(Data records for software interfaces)
..........
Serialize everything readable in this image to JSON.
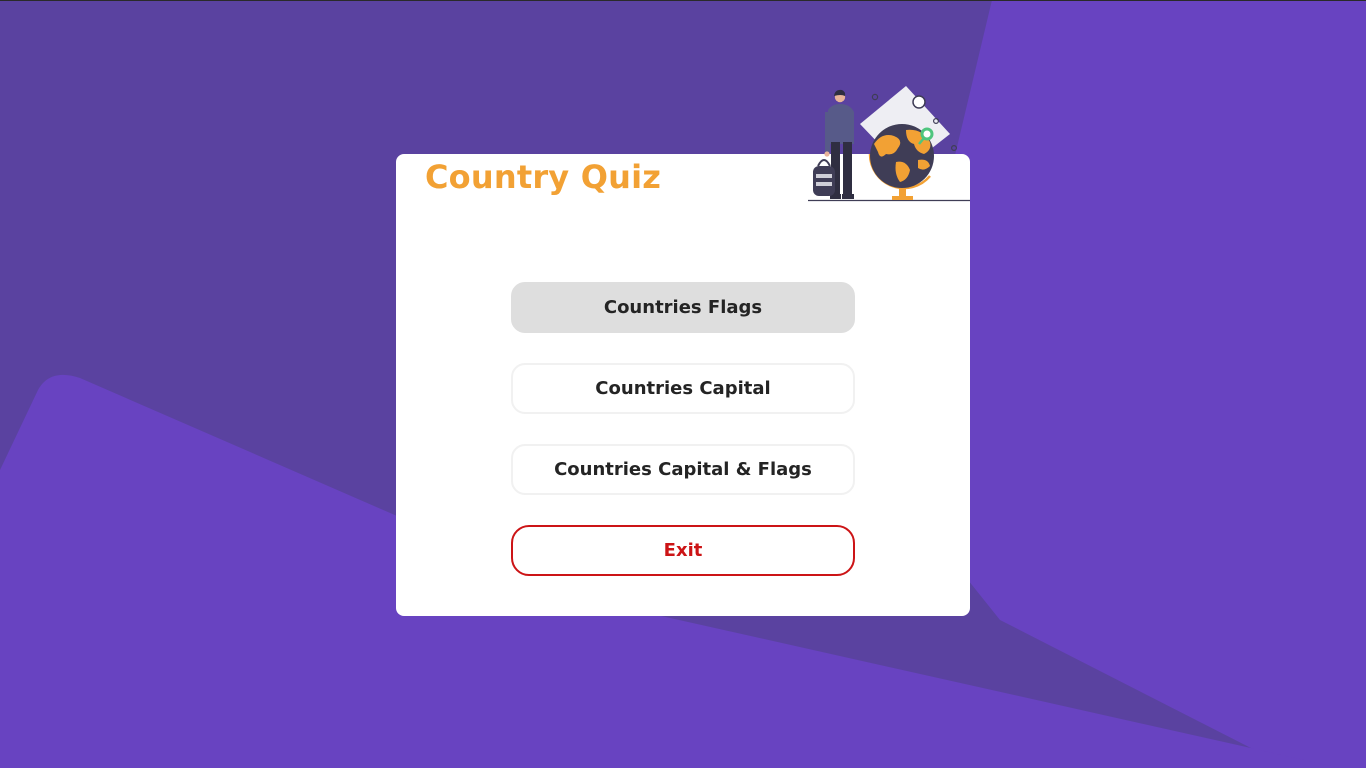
{
  "app": {
    "title": "Country Quiz"
  },
  "menu": {
    "options": [
      {
        "label": "Countries Flags",
        "state": "highlighted"
      },
      {
        "label": "Countries Capital",
        "state": "default"
      },
      {
        "label": "Countries Capital & Flags",
        "state": "default"
      }
    ],
    "exit_label": "Exit"
  },
  "illustration": {
    "icon": "traveler-with-globe-illustration"
  },
  "colors": {
    "background": "#5a42a0",
    "background_light": "#6843c1",
    "card": "#ffffff",
    "title": "#f2a134",
    "button_highlight": "#dedede",
    "button_text": "#242424",
    "exit": "#cc1416",
    "globe_land": "#f2a134",
    "globe_ocean": "#3f3d56"
  }
}
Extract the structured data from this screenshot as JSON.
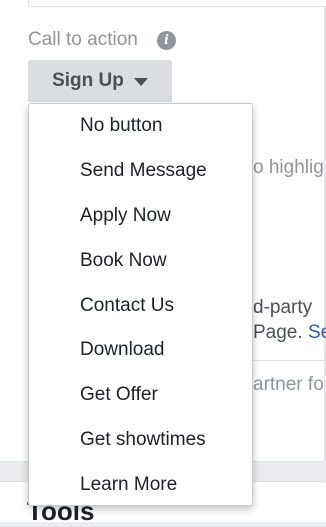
{
  "cta": {
    "label": "Call to action",
    "info_icon": "i",
    "selected": "Sign Up"
  },
  "menu": {
    "items": [
      {
        "label": "No button"
      },
      {
        "label": "Send Message"
      },
      {
        "label": "Apply Now"
      },
      {
        "label": "Book Now"
      },
      {
        "label": "Contact Us"
      },
      {
        "label": "Download"
      },
      {
        "label": "Get Offer"
      },
      {
        "label": "Get showtimes"
      },
      {
        "label": "Learn More"
      }
    ]
  },
  "background": {
    "line1": "o highlig",
    "line2": "d-party",
    "line3_a": "Page. ",
    "line3_link": "Se",
    "line4": "artner fo",
    "section_title": "Tools"
  },
  "colors": {
    "button_bg": "#dadde1",
    "link": "#365899",
    "muted": "#90949c"
  }
}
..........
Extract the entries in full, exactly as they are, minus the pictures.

### Reply
Serialize everything readable in this image to JSON.
{
  "app": {
    "title": "Country Quiz"
  },
  "menu": {
    "options": [
      {
        "label": "Countries Flags",
        "state": "highlighted"
      },
      {
        "label": "Countries Capital",
        "state": "default"
      },
      {
        "label": "Countries Capital & Flags",
        "state": "default"
      }
    ],
    "exit_label": "Exit"
  },
  "illustration": {
    "icon": "traveler-with-globe-illustration"
  },
  "colors": {
    "background": "#5a42a0",
    "background_light": "#6843c1",
    "card": "#ffffff",
    "title": "#f2a134",
    "button_highlight": "#dedede",
    "button_text": "#242424",
    "exit": "#cc1416",
    "globe_land": "#f2a134",
    "globe_ocean": "#3f3d56"
  }
}
Extract the structured data from this screenshot as JSON.
{
  "cta": {
    "label": "Call to action",
    "info_icon": "i",
    "selected": "Sign Up"
  },
  "menu": {
    "items": [
      {
        "label": "No button"
      },
      {
        "label": "Send Message"
      },
      {
        "label": "Apply Now"
      },
      {
        "label": "Book Now"
      },
      {
        "label": "Contact Us"
      },
      {
        "label": "Download"
      },
      {
        "label": "Get Offer"
      },
      {
        "label": "Get showtimes"
      },
      {
        "label": "Learn More"
      }
    ]
  },
  "background": {
    "line1": "o highlig",
    "line2": "d-party",
    "line3_a": "Page. ",
    "line3_link": "Se",
    "line4": "artner fo",
    "section_title": "Tools"
  },
  "colors": {
    "button_bg": "#dadde1",
    "link": "#365899",
    "muted": "#90949c"
  }
}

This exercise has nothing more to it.